From Dropbox to iCloud Drive: An Unexpected Experiment

A while ago, I realized I’m going through death by 1,000 clouds. I pay for too many cloud services, many of them redundant, and I’d like to find a way both to simplify and to go easier on my wallet.

I’ve cut back on a service here and there, but now I’m trying an experiment: copying all my files from Dropbox to iCloud Drive, and downgrading Dropbox to a free account. My goals are:

  • Simplify where I keep most of my files
  • Keep a free Dropbox account (for now) so I can still get and share files
  • Pay for only one cloud locker and save around $100 per year

iCloud Drive and Dropbox are two of my most expensive clouds which have the most overlap. However, I’m pretty embedded in Apple’s ecosystem and generally happy—a large part being iCloud Photo Library—while Dropbox is more of a generic, replaceable cloud locker.
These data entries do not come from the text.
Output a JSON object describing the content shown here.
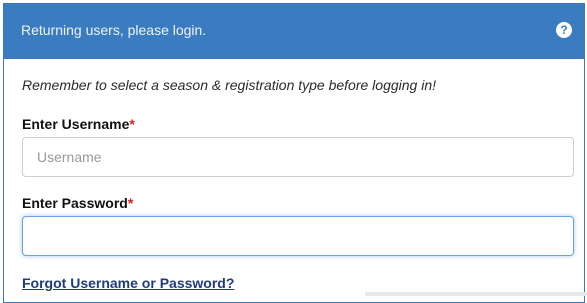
{
  "header": {
    "title": "Returning users, please login.",
    "help_icon": "question-circle-icon"
  },
  "reminder": "Remember to select a season & registration type before logging in!",
  "username": {
    "label": "Enter Username",
    "required_marker": "*",
    "placeholder": "Username",
    "value": ""
  },
  "password": {
    "label": "Enter Password",
    "required_marker": "*",
    "placeholder": "",
    "value": ""
  },
  "forgot_link": "Forgot Username or Password?",
  "colors": {
    "header_bg": "#3b7bbf",
    "required": "#d32020",
    "link": "#1f3c7a"
  }
}
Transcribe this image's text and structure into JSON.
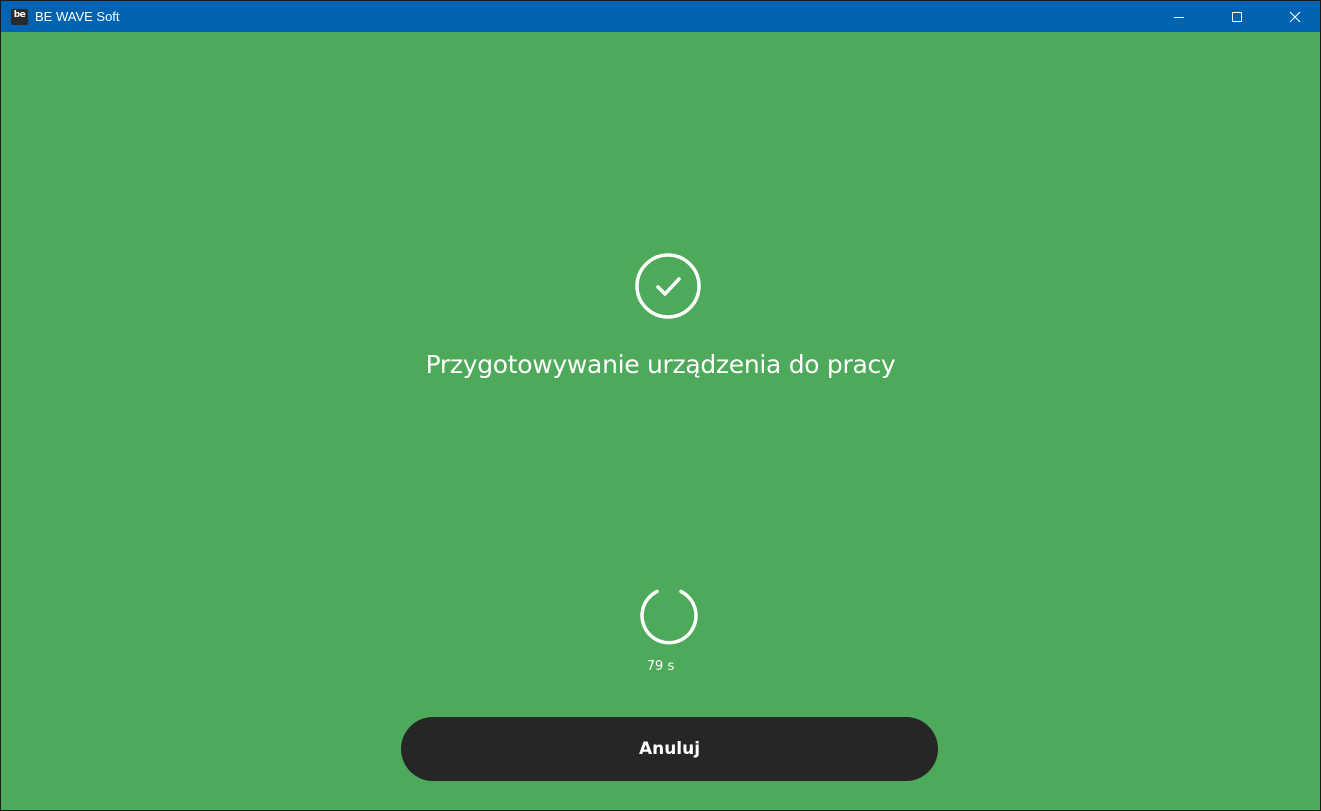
{
  "window": {
    "title": "BE WAVE Soft",
    "app_icon_label": "be",
    "controls": {
      "minimize": "minimize-icon",
      "maximize": "maximize-icon",
      "close": "close-icon"
    },
    "titlebar_color": "#0063b1"
  },
  "main": {
    "background_color": "#4caa5a",
    "status_icon": "check-circle-icon",
    "heading": "Przygotowywanie urządzenia do pracy",
    "spinner_icon": "loading-spinner-icon",
    "countdown": "79 s",
    "cancel_label": "Anuluj",
    "button_color": "#262626"
  }
}
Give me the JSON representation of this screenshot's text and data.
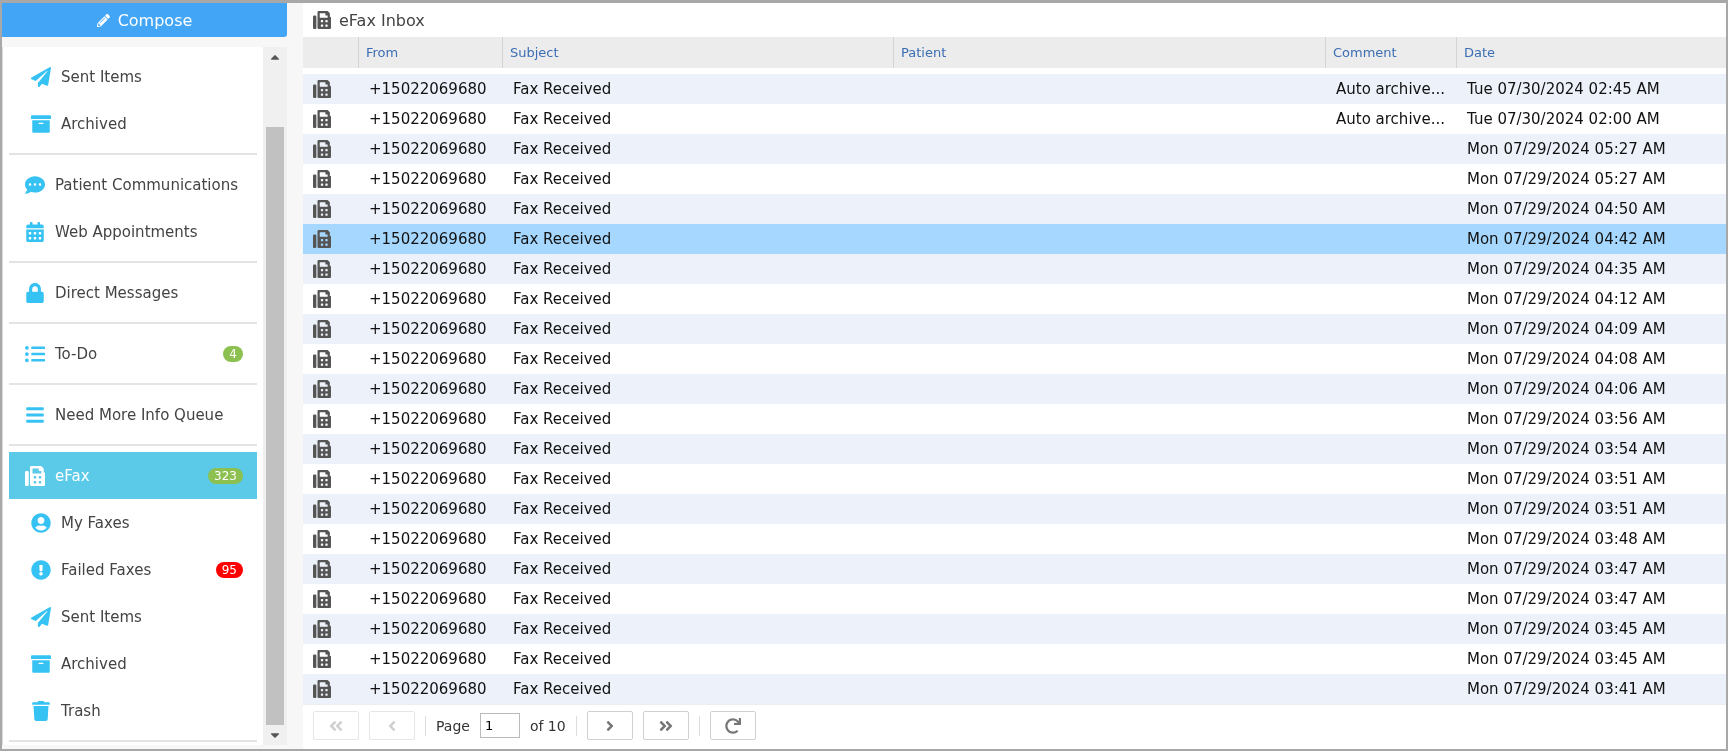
{
  "compose": {
    "label": "Compose"
  },
  "sidebar": {
    "groups": [
      {
        "children": [
          {
            "label": "Sent Items",
            "selected": false
          },
          {
            "label": "Archived",
            "selected": false
          }
        ]
      },
      {
        "items": [
          {
            "label": "Patient Communications",
            "selected": false
          },
          {
            "label": "Web Appointments",
            "selected": false
          }
        ]
      },
      {
        "items": [
          {
            "label": "Direct Messages",
            "selected": false
          }
        ]
      },
      {
        "items": [
          {
            "label": "To-Do",
            "selected": false,
            "badge": "4",
            "color": "#8cc152"
          }
        ]
      },
      {
        "items": [
          {
            "label": "Need More Info Queue",
            "selected": false
          }
        ]
      },
      {
        "items": [
          {
            "label": "eFax",
            "selected": true,
            "badge": "323",
            "color": "#8cc152",
            "children": [
              {
                "label": "My Faxes",
                "selected": false
              },
              {
                "label": "Failed Faxes",
                "selected": false,
                "badge": "95",
                "color": "#ff0000"
              },
              {
                "label": "Sent Items",
                "selected": false
              },
              {
                "label": "Archived",
                "selected": false
              },
              {
                "label": "Trash",
                "selected": false
              }
            ]
          }
        ]
      }
    ]
  },
  "inbox": {
    "title": "eFax Inbox",
    "columns": [
      "From",
      "Subject",
      "Patient",
      "Comment",
      "Date"
    ],
    "rows": [
      {
        "from": "+15022069680",
        "subject": "Fax Received",
        "comment": "Auto archive...",
        "date": "Tue 07/30/2024 02:45 AM",
        "selected": false
      },
      {
        "from": "+15022069680",
        "subject": "Fax Received",
        "comment": "Auto archive...",
        "date": "Tue 07/30/2024 02:00 AM",
        "selected": false
      },
      {
        "from": "+15022069680",
        "subject": "Fax Received",
        "date": "Mon 07/29/2024 05:27 AM",
        "selected": false
      },
      {
        "from": "+15022069680",
        "subject": "Fax Received",
        "date": "Mon 07/29/2024 05:27 AM",
        "selected": false
      },
      {
        "from": "+15022069680",
        "subject": "Fax Received",
        "date": "Mon 07/29/2024 04:50 AM",
        "selected": false
      },
      {
        "from": "+15022069680",
        "subject": "Fax Received",
        "date": "Mon 07/29/2024 04:42 AM",
        "selected": true
      },
      {
        "from": "+15022069680",
        "subject": "Fax Received",
        "date": "Mon 07/29/2024 04:35 AM",
        "selected": false
      },
      {
        "from": "+15022069680",
        "subject": "Fax Received",
        "date": "Mon 07/29/2024 04:12 AM",
        "selected": false
      },
      {
        "from": "+15022069680",
        "subject": "Fax Received",
        "date": "Mon 07/29/2024 04:09 AM",
        "selected": false
      },
      {
        "from": "+15022069680",
        "subject": "Fax Received",
        "date": "Mon 07/29/2024 04:08 AM",
        "selected": false
      },
      {
        "from": "+15022069680",
        "subject": "Fax Received",
        "date": "Mon 07/29/2024 04:06 AM",
        "selected": false
      },
      {
        "from": "+15022069680",
        "subject": "Fax Received",
        "date": "Mon 07/29/2024 03:56 AM",
        "selected": false
      },
      {
        "from": "+15022069680",
        "subject": "Fax Received",
        "date": "Mon 07/29/2024 03:54 AM",
        "selected": false
      },
      {
        "from": "+15022069680",
        "subject": "Fax Received",
        "date": "Mon 07/29/2024 03:51 AM",
        "selected": false
      },
      {
        "from": "+15022069680",
        "subject": "Fax Received",
        "date": "Mon 07/29/2024 03:51 AM",
        "selected": false
      },
      {
        "from": "+15022069680",
        "subject": "Fax Received",
        "date": "Mon 07/29/2024 03:48 AM",
        "selected": false
      },
      {
        "from": "+15022069680",
        "subject": "Fax Received",
        "date": "Mon 07/29/2024 03:47 AM",
        "selected": false
      },
      {
        "from": "+15022069680",
        "subject": "Fax Received",
        "date": "Mon 07/29/2024 03:47 AM",
        "selected": false
      },
      {
        "from": "+15022069680",
        "subject": "Fax Received",
        "date": "Mon 07/29/2024 03:45 AM",
        "selected": false
      },
      {
        "from": "+15022069680",
        "subject": "Fax Received",
        "date": "Mon 07/29/2024 03:45 AM",
        "selected": false
      },
      {
        "from": "+15022069680",
        "subject": "Fax Received",
        "date": "Mon 07/29/2024 03:41 AM",
        "selected": false
      }
    ]
  },
  "pager": {
    "first_disabled": true,
    "prev_disabled": true,
    "next_disabled": false,
    "last_disabled": false,
    "page_label": "Page",
    "page": "1",
    "of": "of 10"
  }
}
In other words: between the two, I can leave Dropbox easier than iCloud.

As I write this, I’m uploading just over 100GB from my Dropbox to iCloud Drive (my screenshot shows only 45GB because I don’t need the rest readily available; I can finish uploading it later in a separate batch). Since I’m beta testing macOS Sierra and iOS 10, I went all the way and switched on the new iCloud feature that syncs my local Desktop and Documents folders with iCloud, too.

Now, Apple’s cloud has become much more reliable for me in the past couple years, but I won’t put all my chickens in one basket, not for a while. I use a Time Capsule at home to backup my entire Mac, including my cloud directories. I’m also considering firing up one of my other previous backup drives because, let’s face it—you can never have too many backups.

I’ll keep my free Dropbox account mostly because I still collaborate with clients and on various projects. But my hope is that the free 2GB, plus whatever extra free space I’ve earned over the years, will be enough.

Who knows, maybe this will work, maybe it won’t. If it does, I’ll gain some simplicity and save a little extra cash each year. To me, that is at least worth taking a shot.